“No,” I whispered, and in that moment of fear and weakness, Ga’ap struck from behind. The wand fell from my hand.
“Yes,” Ga’ap squealed with delight. “And the two of you will die together, Solomon and Sheba, and I will be avenged.”
Jeff twitched his hand and the window wavered. Then the sheet of water formed into thousands of little droplets that came rushing at me like buckshot.
When they hit me, I fell. Lucy, Celia, Phoenix…Rob…I couldn’t save anyone, I thought in despair as I fell. Then I hit my head on the ground and that was the end of thinking.
When I woke up, I, too, was chained to the wall where I’d seen Celia and Phoenix. I doubt very much the original Palace at Versailles had a grim, cold dungeon, but I could be wrong. At any rate, Jeff had deviated from the original in this if nothing else.
“Celia,” I whispered, but she was dead to the world. Mercifully, I thought. Why wake her up to …this?
“Well,” Phoenix said. “That went well.” The laugh lines at the corners of his mouth curled up. He looked about forty years old, which was better than the last time, I supposed.
I laughed bitterly. “Yeah, right.”
He shook his head. “No, it did. Everything worked perfectly. You’re right where you need to be, right when you need to be.”
I blinked. “You mean… you set me up to fail?”
“You haven’t failed, Sol. Trust me.”
Before I could ask any questions, I heard the groaning of a door, and the sound of footsteps on the stairs – two pairs.
“Come to gloat?” I asked Jeff and Ga’ap, as they stood outside our cell, beaming at us like two parents at a newborn baby.
“Yes!” Ga’ap said delightedly. “And to tell you what’s in store for you! You’ve been asleep for two weeks, Sol. And guess what day it is?”
“Math class is hard,” I said. “You do the calculating.”
Jeff smiled. “It’s Saturday, November 2nd.”
Rob, I thought with a surge of joy. In a matter of hours my beloved daemon would burst out of the ground and lay waste to these motherfuckers.
“Oh,” Ga’ap said sorrowfully. “I know what you’re thinking. But you’re wrong. You see, you and Celia are to be sacrificed tonight. You’ll die together, at, oh, I think 1:59 a.m.?” He looked at Jeff, who nodded. “Yes. Barbatos will return just in time to see you take your last breath.” He laughed and laughed, a horrible sound like nails on chalkboard.
“And,” Jeff added brightly, “at the same time I’ll have drained Phoenix for the last time.
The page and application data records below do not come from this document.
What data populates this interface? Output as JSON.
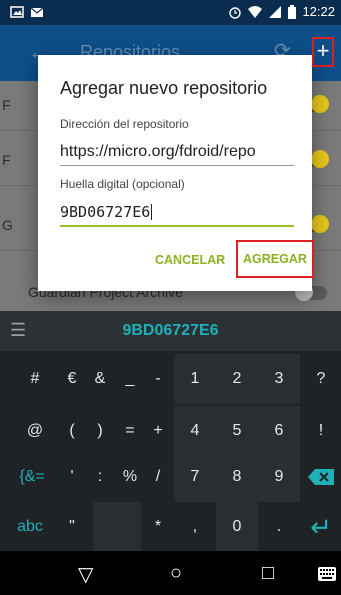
{
  "status_bar": {
    "time": "12:22"
  },
  "app_bar": {
    "title": "Repositorios",
    "back_icon": "arrow-back-icon",
    "refresh_icon": "refresh-icon",
    "add_icon": "plus-icon",
    "add_symbol": "+"
  },
  "list": {
    "items": [
      {
        "label": "F"
      },
      {
        "label": "F"
      },
      {
        "label": "G"
      },
      {
        "label": "Guardian Project Archive"
      }
    ]
  },
  "dialog": {
    "title": "Agregar nuevo repositorio",
    "address_label": "Dirección del repositorio",
    "address_value": "https://micro.org/fdroid/repo",
    "fingerprint_label": "Huella digital (opcional)",
    "fingerprint_value": "9BD06727E6",
    "cancel_label": "CANCELAR",
    "add_label": "AGREGAR"
  },
  "keyboard": {
    "suggestion": "9BD06727E6",
    "rows": [
      [
        "#",
        "€",
        "&",
        "_",
        "-",
        "1",
        "2",
        "3",
        "?"
      ],
      [
        "@",
        "(",
        ")",
        "=",
        "+",
        "4",
        "5",
        "6",
        "!"
      ],
      [
        "{&=",
        "'",
        ":",
        "%",
        "/",
        "7",
        "8",
        "9",
        "⌫"
      ],
      [
        "abc",
        "\"",
        "",
        "*",
        ",",
        "0",
        ".",
        "↵"
      ]
    ]
  },
  "nav": {
    "back": "▽",
    "home": "○",
    "recents": "□"
  },
  "colors": {
    "accent": "#8cb21f",
    "highlight": "#e02020",
    "appbar": "#0e4f8a",
    "keyboard_teal": "#1fb0b8"
  }
}
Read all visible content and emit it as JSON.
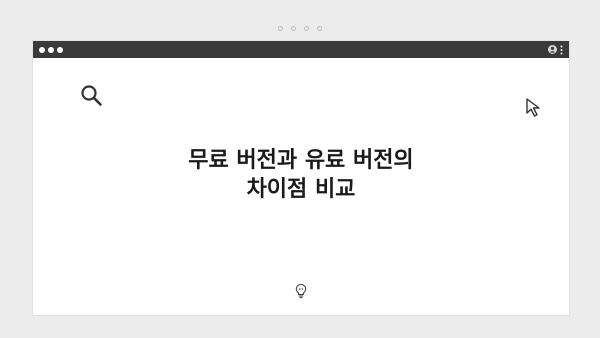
{
  "pager": {
    "count": 4
  },
  "window": {
    "headline": {
      "line1": "무료 버전과 유료 버전의",
      "line2": "차이점 비교"
    }
  },
  "icons": {
    "search": "search-icon",
    "cursor": "cursor-arrow-icon",
    "bulb": "lightbulb-icon",
    "user": "user-icon",
    "menu": "kebab-menu-icon"
  },
  "colors": {
    "background": "#ececec",
    "titlebar": "#3a3a3a",
    "canvas": "#ffffff",
    "text": "#1a1a1a"
  }
}
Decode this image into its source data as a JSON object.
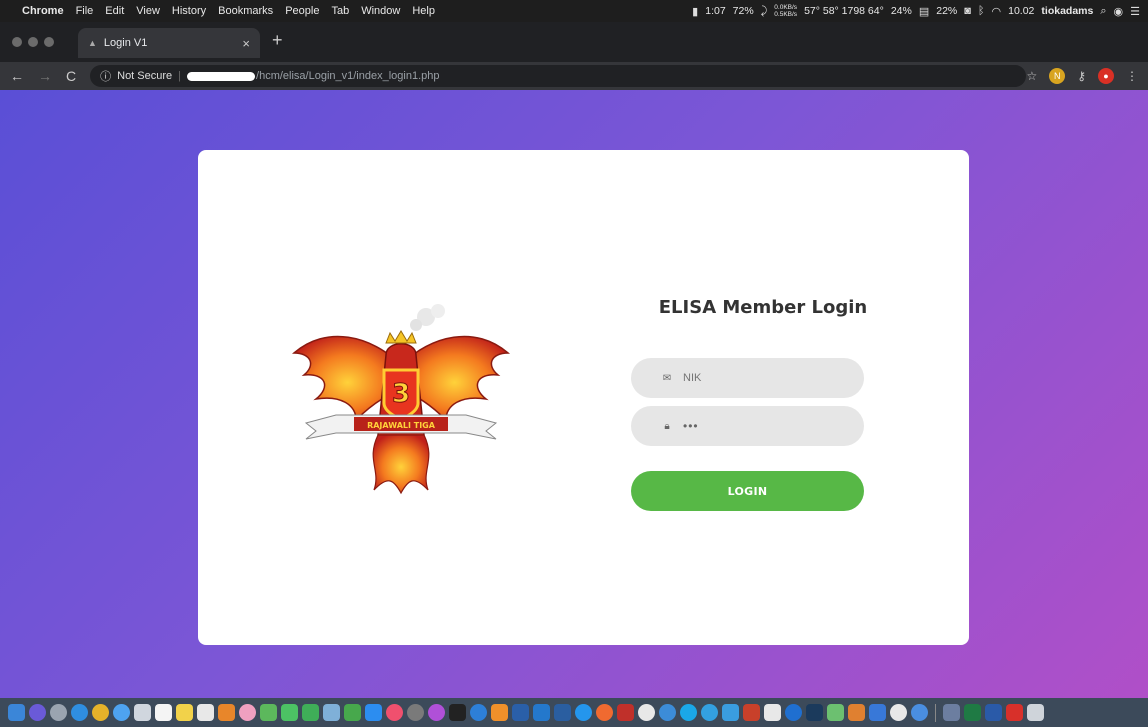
{
  "menubar": {
    "app_name": "Chrome",
    "items": [
      "File",
      "Edit",
      "View",
      "History",
      "Bookmarks",
      "People",
      "Tab",
      "Window",
      "Help"
    ],
    "battery_time": "1:07",
    "battery_pct": "72%",
    "net_up": "0.0KB/s",
    "net_down": "0.5KB/s",
    "stats": "57° 58° 1798 64°",
    "cpu_pct": "24%",
    "mem_pct": "22%",
    "clock": "10.02",
    "user": "tiokadams"
  },
  "tab": {
    "title": "Login V1",
    "close": "×",
    "new_tab": "+"
  },
  "toolbar": {
    "security_label": "Not Secure",
    "url_path": "/hcm/elisa/Login_v1/index_login1.php",
    "star_icon": "☆"
  },
  "login": {
    "title": "ELISA Member Login",
    "nik_placeholder": "NIK",
    "password_value": "•••",
    "button_label": "LOGIN"
  },
  "logo": {
    "number": "3",
    "banner_text": "RAJAWALI TIGA"
  },
  "colors": {
    "accent_green": "#57b846",
    "gradient_start": "#5a4fd6",
    "gradient_end": "#b04fc8"
  },
  "icons": {
    "nik_field": "envelope-icon",
    "password_field": "lock-icon"
  }
}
And I will become one of daemon kind…an immortal.” His eyes glittered at the thought.
“If you can kill Phoenix,” I said, “then daemon kind isn’t immortal. So you won’t be, either, will you?”
Phoenix chuckled at this as Jeff’s face darkened with rage. “For that, I’ll make you suffer. You’ll die slowly, Solomon Priest. Slowly and painfully.” Then they were gone, Ga’ap’s awful laugh trailing behind them, leaving despair and sorrow in its wake.
When they were gone, I started to cry. Not because I was going to die, but because I’d never see Rob again. Or, worse, I’d look on him with my dying eyes, and see the look of pain on his face as I died in front of him.
“Stop it,” Phoenix snapped. “Listen to me. There’s another way.”